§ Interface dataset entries
=== Section Start ===

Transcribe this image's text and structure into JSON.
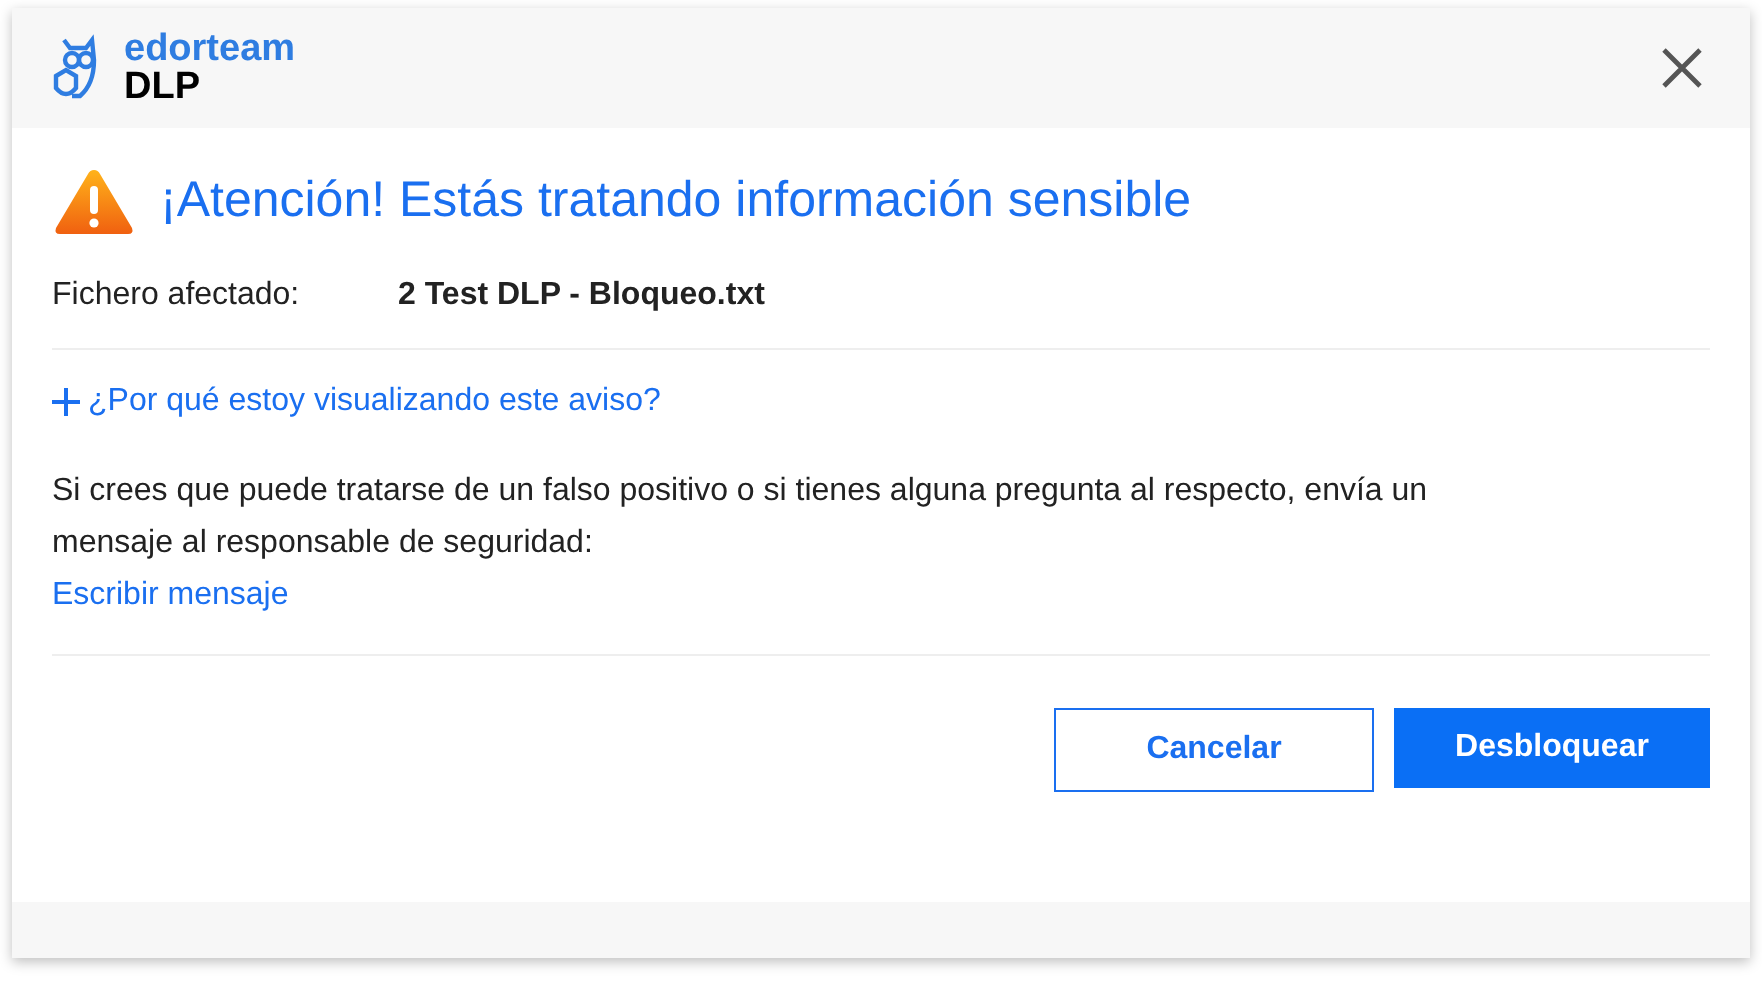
{
  "header": {
    "brand": "edorteam",
    "product": "DLP"
  },
  "alert": {
    "title": "¡Atención! Estás tratando información sensible"
  },
  "file": {
    "label": "Fichero afectado:",
    "value": "2 Test DLP - Bloqueo.txt"
  },
  "expander": {
    "label": "¿Por qué estoy visualizando este aviso?",
    "expanded": false
  },
  "message": "Si crees que puede tratarse de un falso positivo o si tienes alguna pregunta al respecto, envía un mensaje al responsable de seguridad:",
  "link": "Escribir mensaje",
  "buttons": [
    {
      "label": "Cancelar",
      "kind": "secondary"
    },
    {
      "label": "Desbloquear",
      "kind": "primary"
    }
  ]
}
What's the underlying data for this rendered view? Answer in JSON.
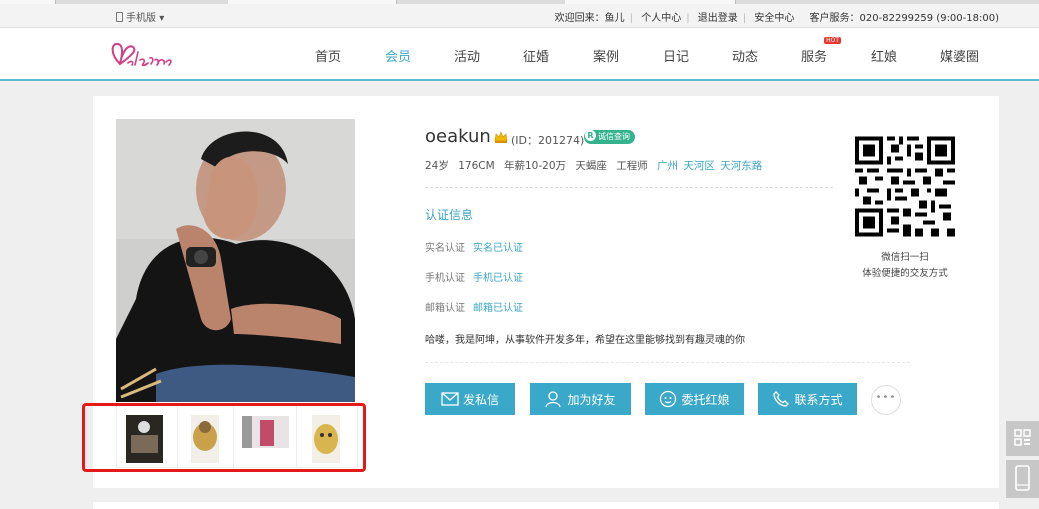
{
  "topbar": {
    "mobile_label": "手机版",
    "links": [
      "欢迎回来：鱼儿",
      "个人中心",
      "退出登录",
      "安全中心"
    ],
    "hotline": "客户服务：020-82299259 (9:00-18:00)"
  },
  "nav": {
    "items": [
      "首页",
      "会员",
      "活动",
      "征婚",
      "案例",
      "日记",
      "动态",
      "服务",
      "红娘",
      "媒婆圈"
    ],
    "active_index": 1,
    "hot_badge": "HOT",
    "accent_color": "#39a9c4"
  },
  "profile": {
    "name": "oeakun",
    "id_text": "(ID：201274)",
    "credit_badge": "诚信查询",
    "basic": [
      "24岁",
      "176CM",
      "年薪10-20万",
      "天蝎座",
      "工程师"
    ],
    "location": [
      "广州",
      "天河区",
      "天河东路"
    ],
    "verify_title": "认证信息",
    "verifications": [
      {
        "label": "实名认证",
        "value": "实名已认证"
      },
      {
        "label": "手机认证",
        "value": "手机已认证"
      },
      {
        "label": "邮箱认证",
        "value": "邮箱已认证"
      }
    ],
    "intro": "哈喽，我是阿坤，从事软件开发多年，希望在这里能够找到有趣灵魂的你"
  },
  "actions": [
    "发私信",
    "加为好友",
    "委托红娘",
    "联系方式"
  ],
  "more_label": "•••",
  "qr": {
    "line1": "微信扫一扫",
    "line2": "体验便捷的交友方式"
  },
  "icons": [
    "phone-icon",
    "crown-icon",
    "mail-icon",
    "add-friend-icon",
    "matchmaker-icon",
    "call-icon",
    "qr-icon",
    "mobile-icon"
  ]
}
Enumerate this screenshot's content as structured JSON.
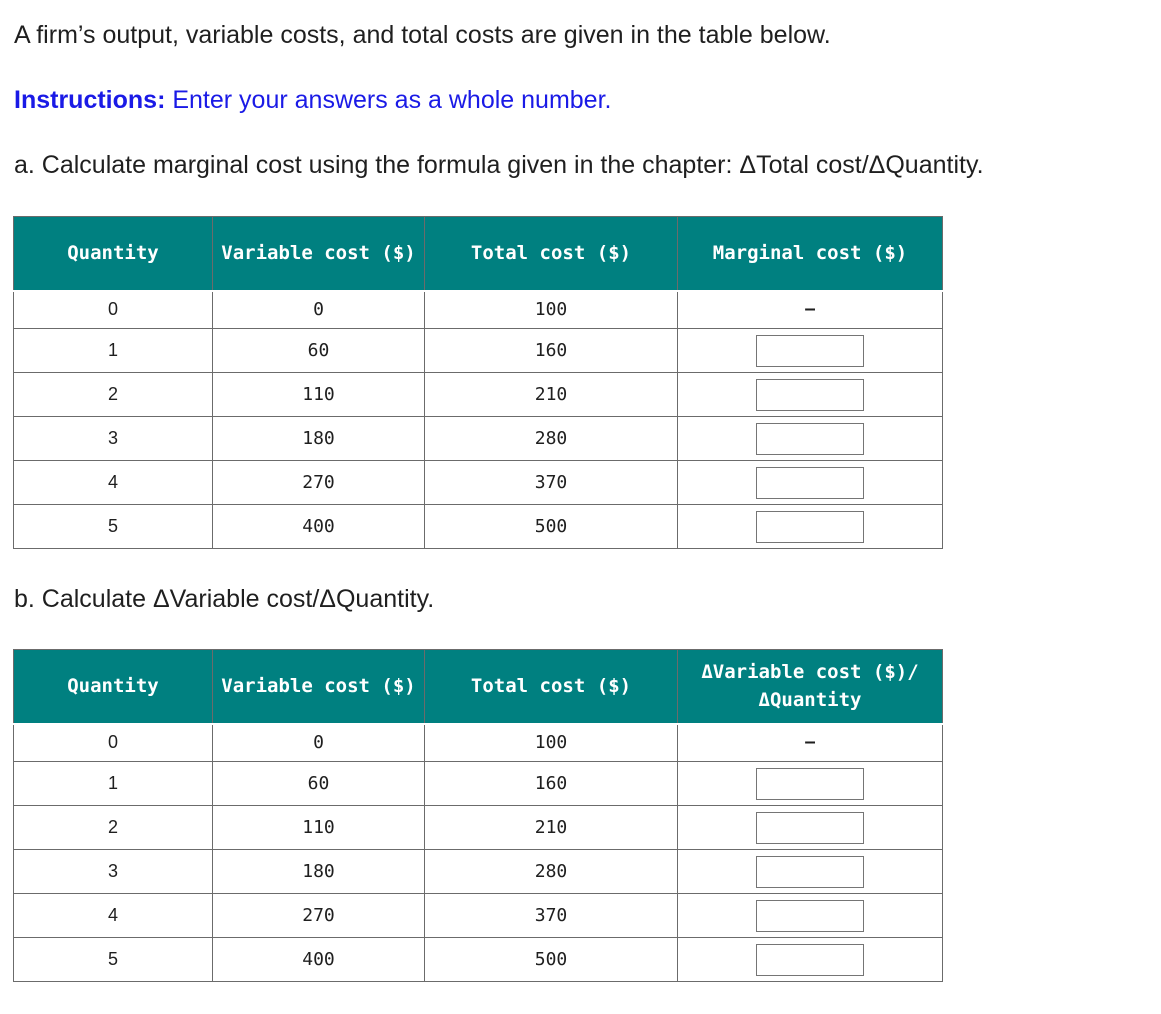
{
  "intro": "A firm’s output, variable costs, and total costs are given in the table below.",
  "instructions": {
    "lead": "Instructions:",
    "text": " Enter your answers as a whole number."
  },
  "part_a": {
    "title": "a. Calculate marginal cost using the formula given in the chapter: ΔTotal cost/ΔQuantity.",
    "headers": [
      "Quantity",
      "Variable cost ($)",
      "Total cost ($)",
      "Marginal cost ($)"
    ],
    "rows": [
      {
        "quantity": "0",
        "variable_cost": "0",
        "total_cost": "100",
        "answer": "–"
      },
      {
        "quantity": "1",
        "variable_cost": "60",
        "total_cost": "160",
        "answer": ""
      },
      {
        "quantity": "2",
        "variable_cost": "110",
        "total_cost": "210",
        "answer": ""
      },
      {
        "quantity": "3",
        "variable_cost": "180",
        "total_cost": "280",
        "answer": ""
      },
      {
        "quantity": "4",
        "variable_cost": "270",
        "total_cost": "370",
        "answer": ""
      },
      {
        "quantity": "5",
        "variable_cost": "400",
        "total_cost": "500",
        "answer": ""
      }
    ]
  },
  "part_b": {
    "title": "b. Calculate ΔVariable cost/ΔQuantity.",
    "headers": [
      "Quantity",
      "Variable cost ($)",
      "Total cost ($)",
      "ΔVariable cost ($)/ ΔQuantity"
    ],
    "rows": [
      {
        "quantity": "0",
        "variable_cost": "0",
        "total_cost": "100",
        "answer": "–"
      },
      {
        "quantity": "1",
        "variable_cost": "60",
        "total_cost": "160",
        "answer": ""
      },
      {
        "quantity": "2",
        "variable_cost": "110",
        "total_cost": "210",
        "answer": ""
      },
      {
        "quantity": "3",
        "variable_cost": "180",
        "total_cost": "280",
        "answer": ""
      },
      {
        "quantity": "4",
        "variable_cost": "270",
        "total_cost": "370",
        "answer": ""
      },
      {
        "quantity": "5",
        "variable_cost": "400",
        "total_cost": "500",
        "answer": ""
      }
    ]
  },
  "colors": {
    "header_background": "#008080",
    "instructions_text": "#1a1ae6"
  }
}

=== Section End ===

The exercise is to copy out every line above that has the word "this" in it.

§ Output of the task
Transcribe this image's text and structure into JSON.
What's the underlying data for this rendered view? Answer in JSON.
Enumerate this screenshot's content as structured JSON.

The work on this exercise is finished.